Interscholastic Support - Area Schools Raise Money for Narraguagus Teen

NarraguagusJr/Sr High School sophomore Alex Walsh, left, and senior Blaine Grant hold a raffle board for the benefit.

Like everyone else who entered the 50/50 raffle at Washington Academy Jan. 3, sophomore Brecken Barker hoped she had the winning ticket.

She didn’t want the money. She wanted the chance to give it to the family of Narraguagus senior basketball player Chad Perry, who has osteosarcoma, a form of bone cancer.

“I had made up my mind before they drew that I would be donating it back,” Barker said, adding that, if she didn’t win, she hoped whoever did would donate it back. In fact, she planned to suggest that to the winner.

Barker said she won about $270 from the 50/50. Thanks to her donation, the proceeds of the raffle and some other individual donations, the Washington Academy senior class and athletic department were able to raise $705 for the Perry family. The money will help cover the costs of Chad’s chemotherapy treatments in Bangor and surgery to be performed in Boston as well as associated travel expenses.

Barker said she got to know Chad through his girlfriend, Lanie. 

“When I heard about his condition I knew my school and my team should do something to help,” she said. “They were all for it.”

The members of the WA basketball team also bought some “Chad Strong” bracelets and T-shirts, the proceeds of which benefit the Perry family.

Barker said she understands what it’s like to go through a difficult time associated with the health of a family member. Her brother, Damon, now a high school senior, suffered a traumatic head injury due to a fall when he was 7. He spent five weeks in critical care and two weeks in recovery and rehab. 

“My heart hurts for Chad and his family and I wish there was more I could do to help,” she said.

Washington Academy is but one of several area schools jumping in to help.

Students at Machias Memorial High School raised $2.624.50 Jan. 12 through a 50/50 raffle, a donation jar and the proceeds from the gate.

Freshman Abby Hooper, who also knows Chad’s girlfriend, said she came up with the idea during a game about a week earlier.
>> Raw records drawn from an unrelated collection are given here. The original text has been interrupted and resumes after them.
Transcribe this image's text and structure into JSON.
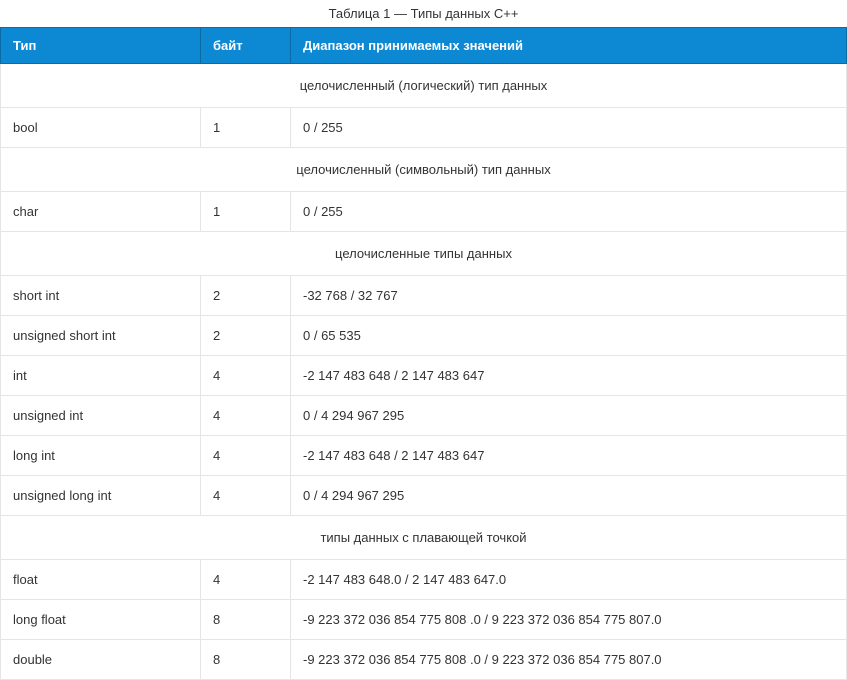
{
  "caption": "Таблица 1 — Типы данных С++",
  "headers": {
    "type": "Тип",
    "bytes": "байт",
    "range": "Диапазон принимаемых значений"
  },
  "sections": [
    {
      "title": "целочисленный (логический) тип данных",
      "rows": [
        {
          "type": "bool",
          "bytes": "1",
          "range": "0   /   255"
        }
      ]
    },
    {
      "title": "целочисленный (символьный) тип данных",
      "rows": [
        {
          "type": "char",
          "bytes": "1",
          "range": "0   /   255"
        }
      ]
    },
    {
      "title": "целочисленные типы данных",
      "rows": [
        {
          "type": "short int",
          "bytes": "2",
          "range": "-32 768    /    32 767"
        },
        {
          "type": "unsigned short int",
          "bytes": "2",
          "range": "0  /  65 535"
        },
        {
          "type": "int",
          "bytes": "4",
          "range": "-2 147 483 648   /   2 147 483 647"
        },
        {
          "type": "unsigned int",
          "bytes": "4",
          "range": "0     /     4 294 967 295"
        },
        {
          "type": "long int",
          "bytes": "4",
          "range": "-2 147 483 648    /    2 147 483 647"
        },
        {
          "type": "unsigned long int",
          "bytes": "4",
          "range": "0     /     4 294 967 295"
        }
      ]
    },
    {
      "title": "типы данных с плавающей точкой",
      "rows": [
        {
          "type": "float",
          "bytes": "4",
          "range": "-2 147 483 648.0  / 2 147 483 647.0"
        },
        {
          "type": "long float",
          "bytes": "8",
          "range": "-9 223 372 036 854 775 808 .0   /   9 223 372 036 854 775 807.0"
        },
        {
          "type": "double",
          "bytes": "8",
          "range": "-9 223 372 036 854 775 808 .0   /   9 223 372 036 854 775 807.0"
        }
      ]
    }
  ]
}
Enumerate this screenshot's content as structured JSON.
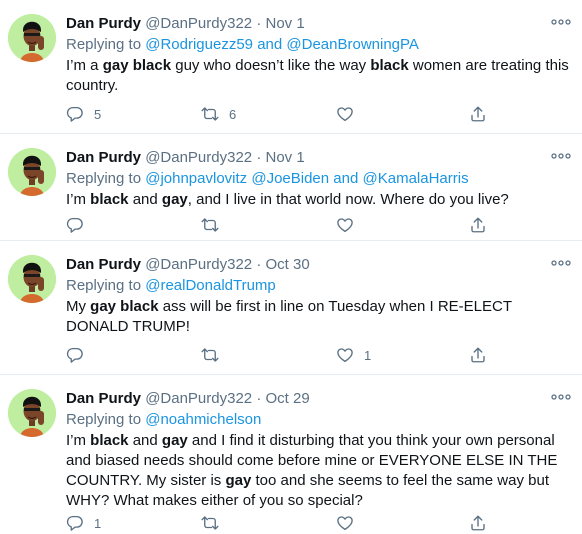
{
  "tweets": [
    {
      "name": "Dan Purdy",
      "handle": "@DanPurdy322",
      "separator": "·",
      "date": "Nov 1",
      "replying_prefix": "Replying to ",
      "replying": [
        "@Rodriguezz59",
        "and",
        "@DeanBrowningPA"
      ],
      "text_parts": [
        {
          "t": "I’m a ",
          "b": false
        },
        {
          "t": "gay black",
          "b": true
        },
        {
          "t": " guy who doesn’t like the way ",
          "b": false
        },
        {
          "t": "black",
          "b": true
        },
        {
          "t": " women are treating this country.",
          "b": false
        }
      ],
      "reply_count": "5",
      "retweet_count": "6",
      "like_count": ""
    },
    {
      "name": "Dan Purdy",
      "handle": "@DanPurdy322",
      "separator": "·",
      "date": "Nov 1",
      "replying_prefix": "Replying to ",
      "replying": [
        "@johnpavlovitz",
        "@JoeBiden",
        "and",
        "@KamalaHarris"
      ],
      "text_parts": [
        {
          "t": "I’m ",
          "b": false
        },
        {
          "t": "black",
          "b": true
        },
        {
          "t": " and ",
          "b": false
        },
        {
          "t": "gay",
          "b": true
        },
        {
          "t": ", and I live in that world now. Where do you live?",
          "b": false
        }
      ],
      "reply_count": "",
      "retweet_count": "",
      "like_count": ""
    },
    {
      "name": "Dan Purdy",
      "handle": "@DanPurdy322",
      "separator": "·",
      "date": "Oct 30",
      "replying_prefix": "Replying to ",
      "replying": [
        "@realDonaldTrump"
      ],
      "text_parts": [
        {
          "t": "My ",
          "b": false
        },
        {
          "t": "gay black",
          "b": true
        },
        {
          "t": " ass will be first in line on Tuesday when I RE-ELECT DONALD TRUMP!",
          "b": false
        }
      ],
      "reply_count": "",
      "retweet_count": "",
      "like_count": "1"
    },
    {
      "name": "Dan Purdy",
      "handle": "@DanPurdy322",
      "separator": "·",
      "date": "Oct 29",
      "replying_prefix": "Replying to ",
      "replying": [
        "@noahmichelson"
      ],
      "text_parts": [
        {
          "t": "I’m ",
          "b": false
        },
        {
          "t": "black",
          "b": true
        },
        {
          "t": " and ",
          "b": false
        },
        {
          "t": "gay",
          "b": true
        },
        {
          "t": " and I find it disturbing that you think your own personal and biased needs should come before mine or EVERYONE ELSE IN THE COUNTRY. My sister is ",
          "b": false
        },
        {
          "t": "gay",
          "b": true
        },
        {
          "t": " too and she seems to feel the same way but WHY? What makes either of you so special?",
          "b": false
        }
      ],
      "reply_count": "1",
      "retweet_count": "",
      "like_count": ""
    }
  ],
  "icons": {
    "reply": "reply-icon",
    "retweet": "retweet-icon",
    "like": "heart-icon",
    "share": "share-icon",
    "more": "more-options-icon",
    "avatar": "memoji-avatar"
  },
  "colors": {
    "name": "#0f1419",
    "muted": "#5b7083",
    "mention": "#1b95e0",
    "divider": "#e6ecf0",
    "avatar_bg": "#bfeea0"
  }
}
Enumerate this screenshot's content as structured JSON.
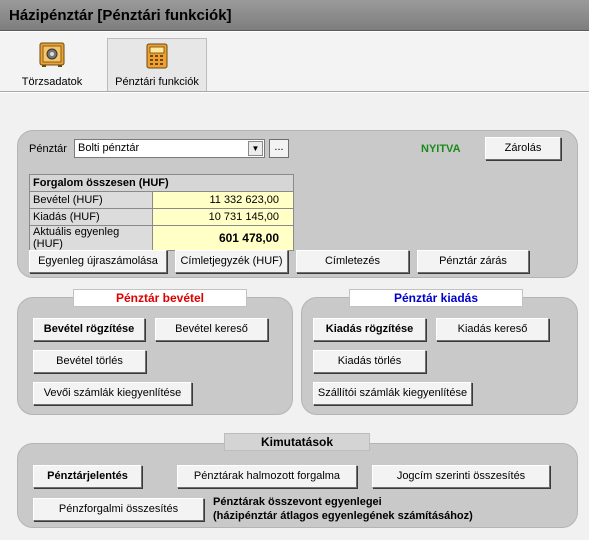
{
  "window": {
    "title": "Házipénztár [Pénztári funkciók]"
  },
  "toolbar": {
    "torzsadatok": {
      "label": "Törzsadatok",
      "icon": "safe-icon"
    },
    "penztari": {
      "label": "Pénztári funkciók",
      "icon": "cash-register-icon"
    }
  },
  "penztar_panel": {
    "penztar_label": "Pénztár",
    "penztar_value": "Bolti pénztár",
    "ellipsis_label": "...",
    "status": "NYITVA",
    "status_color": "#1a8a1a",
    "zarolas_label": "Zárolás",
    "forgalom": {
      "header": "Forgalom összesen (HUF)",
      "rows": [
        {
          "label": "Bevétel (HUF)",
          "value": "11 332 623,00"
        },
        {
          "label": "Kiadás (HUF)",
          "value": "10 731 145,00"
        },
        {
          "label": "Aktuális egyenleg (HUF)",
          "value": "601 478,00"
        }
      ]
    },
    "buttons": {
      "egyenleg": "Egyenleg újraszámolása",
      "cimletjegyzek": "Címletjegyzék (HUF)",
      "cimletezes": "Címletezés",
      "penztar_zaras": "Pénztár zárás"
    }
  },
  "bevetel_panel": {
    "title": "Pénztár bevétel",
    "title_color": "#e00000",
    "rogzites": "Bevétel rögzítése",
    "kereso": "Bevétel kereső",
    "torles": "Bevétel törlés",
    "vevoi": "Vevői számlák kiegyenlítése"
  },
  "kiadas_panel": {
    "title": "Pénztár kiadás",
    "title_color": "#0000cc",
    "rogzites": "Kiadás rögzítése",
    "kereso": "Kiadás kereső",
    "torles": "Kiadás törlés",
    "szallitoi": "Szállítói számlák kiegyenlítése"
  },
  "kimutatasok_panel": {
    "title": "Kimutatások",
    "penztarjelentes": "Pénztárjelentés",
    "halmozott": "Pénztárak halmozott forgalma",
    "jogcim": "Jogcím szerinti összesítés",
    "penzforgalmi": "Pénzforgalmi összesítés",
    "note_line1": "Pénztárak összevont egyenlegei",
    "note_line2": "(házipénztár átlagos egyenlegének számításához)"
  }
}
She and a fellow student, freshman Destiny Look, presented the idea to their cheering coach, Michelle Wood, and to Principal Brian Leavitt. Both were supportive.

“Then everyone else just started pitching in donating money and donating time,” said Look. “[Chad] is part of our community and we’re a small community.”

The basketball team also bought “Chad Strong” bracelets.

“If we can do more, we probably will,” Hooper said.

Wood said she was pleased Hooper came up with the idea.

“I definitely thought we should do something,” Wood said. “The games just turned out to be at the right time for us to do it.”

Others preparing for the game Thursday at Machias were also supportive.

“I think it’s wonderful. It’s absolutely wonderful,” said Patty Keene of Machias, who handled the admission money along with her son, Devin, a freshman. “We just have a small community and everybody just pulls together.”

Keene said she is especially impressed by the fact that many people making donations do not even know Chad or his family.

The following night, during a game against Narraguagus, the members of the Jonesport-Beals High School boys basketball team presented a $2,500 donation to Chad and his family, said coach Skip Alley.

The money came from a bottle drive and every member of the team participated. Many people who didn’t have bottles or cans to give made cash donations.

“They did a great job, a really great job,” Alley said.

Also on Friday night, the Lubec junior high basketball team held a 50/50, set out a donation jar and raffled off prizes donated by area merchants, said coach Shawn Tinker. The team raised $940.

“That wasn’t bad for a little school,” he said.

The Lubec girls team attended the Thursday night game at Machias. They also held a raffle to benefit Chad.

“We don’t know the boy but this is a small town,” said Ariane Savage, one of several adults who accompanied the girls to the game.

Members of the Narraguagus community said they are touched by the support.

“I just think it’s amazing, the support,” said Jessica Leighton, whose daughter, Madison, is a junior on the Narraguagus girls team. “It makes you feel grateful to live in a small town like this.”

Madison Leighton said she also appreciates the support, adding Chad is a great person and it is difficult for him to have to miss out on his senior year in basketball.

“It seems like every school is participating,” said Heather Thompson, coach of the Narraguagus girls team, calling the support “amazing.”

Boys coach Ryan Fletcher described the support from other schools as “awesome,” adding, “They’ve all been great. Every day I get phone calls.”

That’s just the way it is Downeast, Perry supporters said.

“We’re a really small community and usually when tragedy strikes, the community all comes out to help,” said Wood. “Everyone Downeast supports each other.”

“So many times we say, ‘someone ought to do something,’” said Tinker. “Well, last time I checked, I was someone.”